VSLab provides the foundations for using Visual Studio as an interactive environment, a sort of big environment for Domain Specific Languages in which you can issue commands interactively to control virtually anything. Now that this foundation is in place we are working to provide the set of packages that shows this potential and transform VSLab into something that is usable for people, not only by F# programmers. Of course this is also a way to find the right abstractions you need when developing packages so that we can possibly extend the core to support new functionalities.
One of the coolest packages I'm working on is the VSLab Shell package, a mean to turn VS into next generation interactive shell, in which text and GUI mix together to obtain a new environment in which point-and-click is used in conjunction with text-based scripts to get the best from the two environments. We are currently defining the core operations of a traditional shell, such as process management and piping, and I want to share with you a neat piece of code we wrote this night to express process piping using F# and F# interactive.

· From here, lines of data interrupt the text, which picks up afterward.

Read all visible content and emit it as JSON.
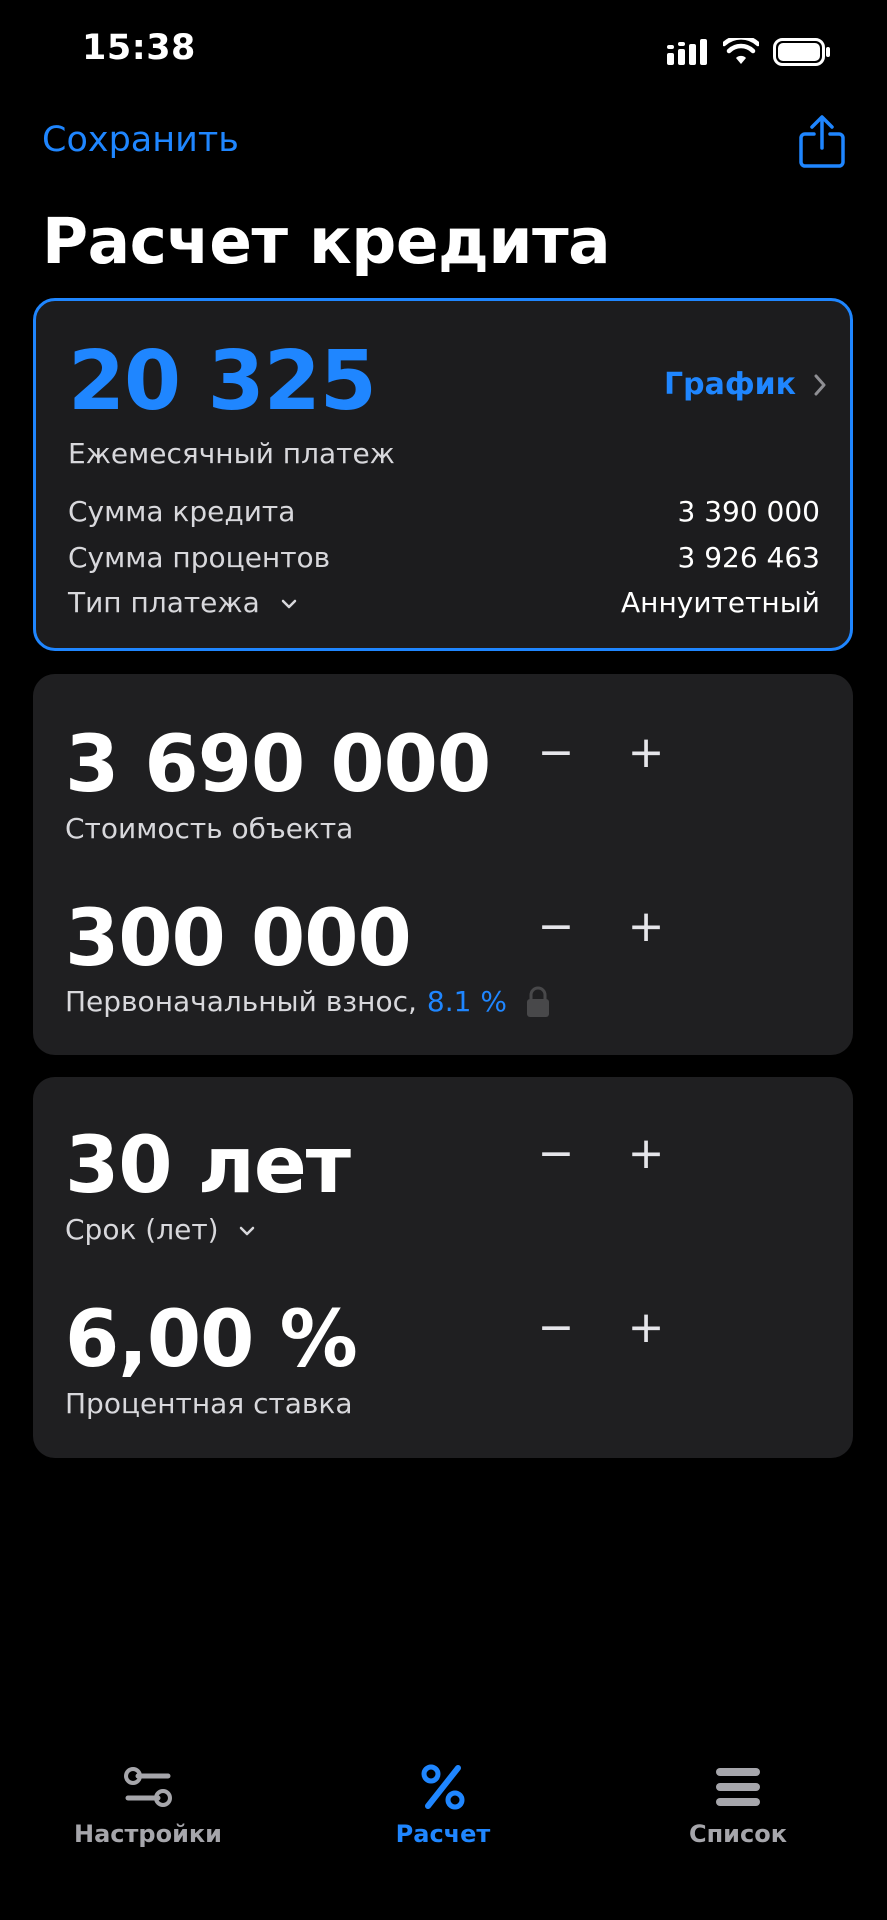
{
  "status_bar": {
    "time": "15:38"
  },
  "nav": {
    "save_label": "Сохранить",
    "title": "Расчет кредита"
  },
  "summary": {
    "monthly_payment": "20 325",
    "monthly_payment_label": "Ежемесячный платеж",
    "schedule_label": "График",
    "rows": [
      {
        "label": "Сумма кредита",
        "value": "3 390 000"
      },
      {
        "label": "Сумма процентов",
        "value": "3 926 463"
      },
      {
        "label": "Тип платежа",
        "value": "Аннуитетный"
      }
    ]
  },
  "property": {
    "cost_value": "3 690 000",
    "cost_label": "Стоимость объекта",
    "down_payment_value": "300 000",
    "down_payment_label": "Первоначальный взнос,",
    "down_payment_percent": "8.1 %"
  },
  "terms": {
    "term_value": "30 лет",
    "term_label": "Срок (лет)",
    "rate_value": "6,00 %",
    "rate_label": "Процентная ставка"
  },
  "stepper": {
    "minus": "−",
    "plus": "+"
  },
  "tabs": [
    {
      "label": "Настройки",
      "icon": "sliders-icon",
      "active": false
    },
    {
      "label": "Расчет",
      "icon": "percent-icon",
      "active": true
    },
    {
      "label": "Список",
      "icon": "list-icon",
      "active": false
    }
  ],
  "colors": {
    "accent": "#1f86ff",
    "background": "#000000",
    "card": "#1f1f21",
    "inactive_tab": "#a6a6ab"
  }
}
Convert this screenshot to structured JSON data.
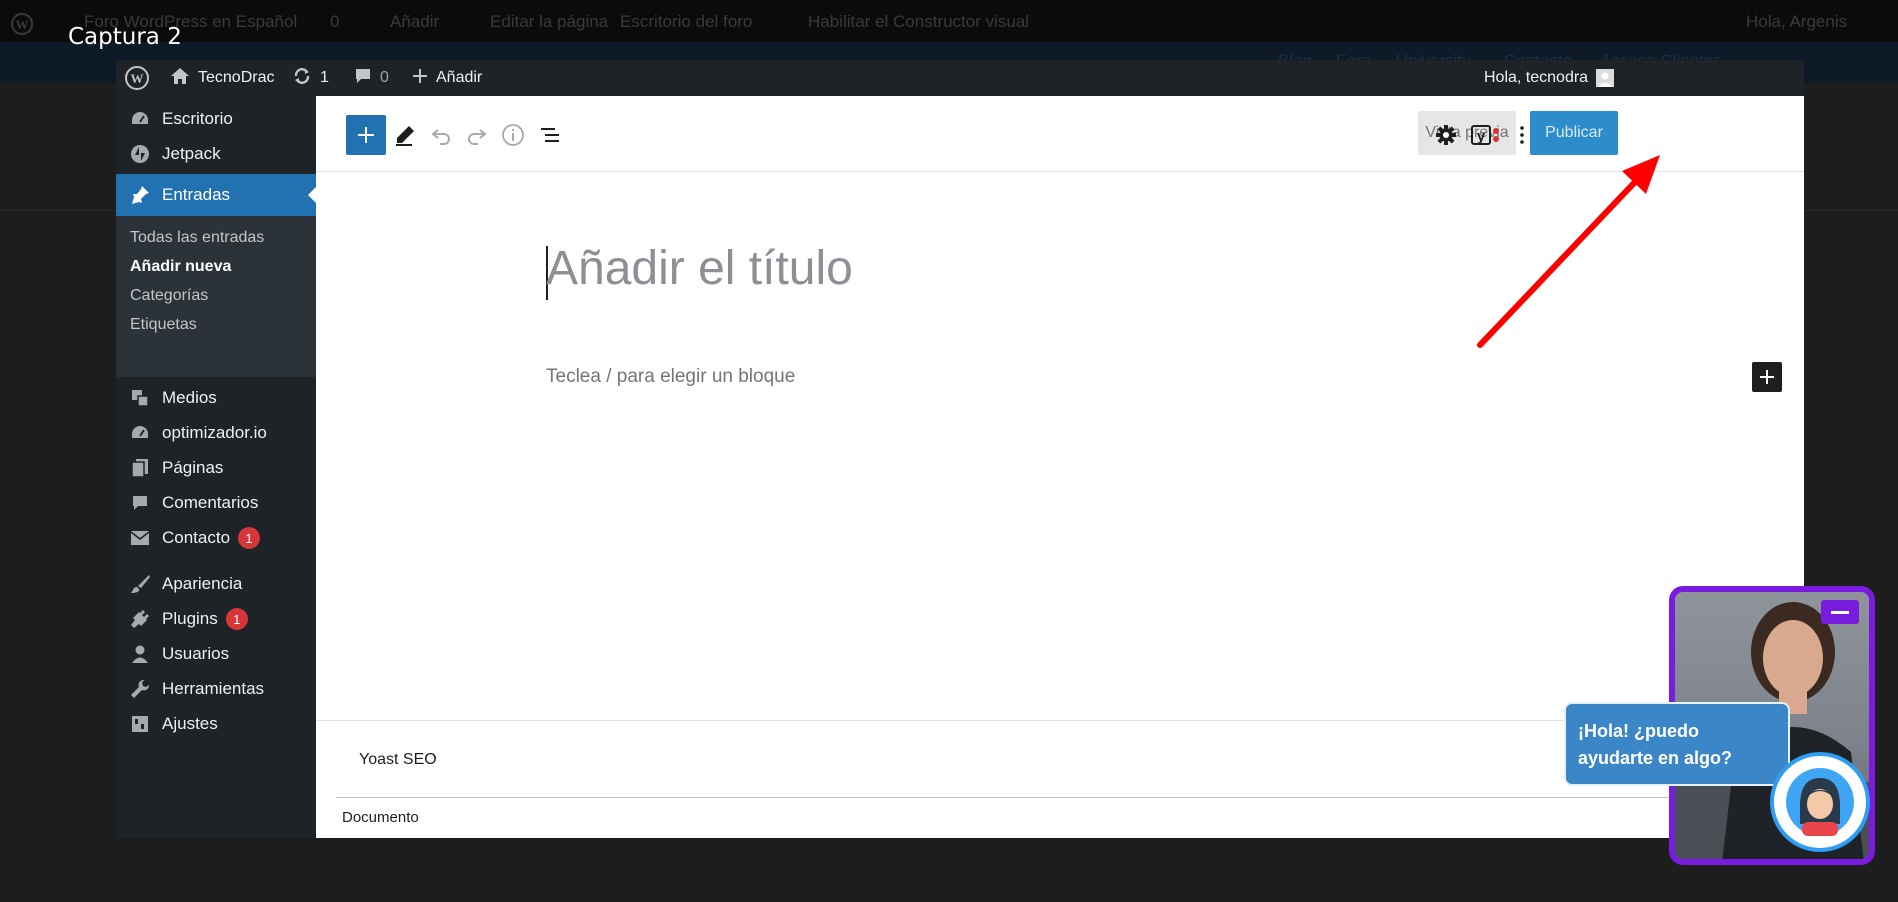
{
  "caption": "Captura 2",
  "background": {
    "adminbar_items": [
      "Foro WordPress en Español",
      "0",
      "Añadir",
      "Editar la página",
      "Escritorio del foro",
      "Habilitar el Constructor visual",
      "Hola, Argenis"
    ],
    "nav_items": [
      "Blog",
      "Foro",
      "University",
      "Contacto",
      "Acceso Clientes"
    ]
  },
  "adminbar": {
    "site_name": "TecnoDrac",
    "updates_count": "1",
    "comments_count": "0",
    "new_label": "Añadir",
    "greeting": "Hola, tecnodra"
  },
  "sidebar": {
    "items": [
      {
        "label": "Escritorio",
        "icon": "dashboard-icon"
      },
      {
        "label": "Jetpack",
        "icon": "jetpack-icon"
      },
      {
        "label": "Entradas",
        "icon": "pin-icon"
      },
      {
        "label": "Medios",
        "icon": "media-icon"
      },
      {
        "label": "optimizador.io",
        "icon": "dashboard-icon"
      },
      {
        "label": "Páginas",
        "icon": "pages-icon"
      },
      {
        "label": "Comentarios",
        "icon": "comment-icon"
      },
      {
        "label": "Contacto",
        "icon": "mail-icon",
        "badge": "1"
      },
      {
        "label": "Apariencia",
        "icon": "brush-icon"
      },
      {
        "label": "Plugins",
        "icon": "plugin-icon",
        "badge": "1"
      },
      {
        "label": "Usuarios",
        "icon": "user-icon"
      },
      {
        "label": "Herramientas",
        "icon": "wrench-icon"
      },
      {
        "label": "Ajustes",
        "icon": "settings-icon"
      }
    ],
    "submenu": [
      "Todas las entradas",
      "Añadir nueva",
      "Categorías",
      "Etiquetas"
    ]
  },
  "toolbar": {
    "preview_label": "Vista previa",
    "publish_label": "Publicar"
  },
  "editor": {
    "title_placeholder": "Añadir el título",
    "block_placeholder": "Teclea / para elegir un bloque"
  },
  "meta": {
    "yoast_label": "Yoast SEO",
    "document_label": "Documento"
  },
  "chat": {
    "bubble_line1": "¡Hola! ¿puedo",
    "bubble_line2": "ayudarte en algo?"
  },
  "colors": {
    "accent": "#2271b1",
    "adminbar": "#1d2327",
    "annotation_arrow": "#ff0000",
    "chat_border": "#7a1be0",
    "badge": "#d63638"
  }
}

Here is the code:
let pwd = Directory.GetCurrentDirectory
let createProcess exec args =
let pi = new ProcessStartInfo()
pi.Arguments <- args
pi.CreateNoWindow <- false
pi.RedirectStandardInput <- true
pi.RedirectStandardError <- true
pi.RedirectStandardOutput <- true
pi.UseShellExecute <- false
pi.WorkingDirectory <- pwd()
pi.FileName <- exec
let p = new Process()
p.StartInfo <- pi p
let (^>) (out:Process) (pf: bool -> string -> unit) =
out.ErrorDataReceived.Add(fun d -> pf false d.Data)
out.OutputDataReceived.Add(fun d -> pf true d.Data)
let (^|) (inp:Process) (out:Process) =
inp.EnableRaisingEvents <- true
inp.ErrorDataReceived.Add(fun d -> out.StandardInput.WriteLine d.Data)
inp.OutputDataReceived.Add(fun d -> out.StandardInput.WriteLine d.Data)
inp.Exited.Add(fun _ -> out.StandardInput.Close())
let p = createProcess @"c:\Windows\System32\Robocopy.exe" "/?"
let s = createProcess @"c:\Windows\System32\sort.exe" ""
let q = createProcess @"c:\Windows\System32\sort.exe" "/R"
p ^| q ^| s ^> (fun out d -> printfn "%s: %s" (if out then "out" else "err") d)
This code shows a limit of .NET API, we have to coordinate the piping process explicitly because we cannot specify the handle to the streams in the ProcessStartInfo structure (in Win32 would be possible). We define two overloaded operators using the ^ prefix to have right association. The callbacks provided by the Process class allow to avoid polling of streams. This code has requested an amount of spelunking of System.IO namespace, I was surprised to find that using the general Stream class it is not possible to multiplex IO operations as the select system call would have permitted. Some day I will post considerations about this design that at a first sight may seem weird but after some thoughts I decided that is reasonable though far from elegant.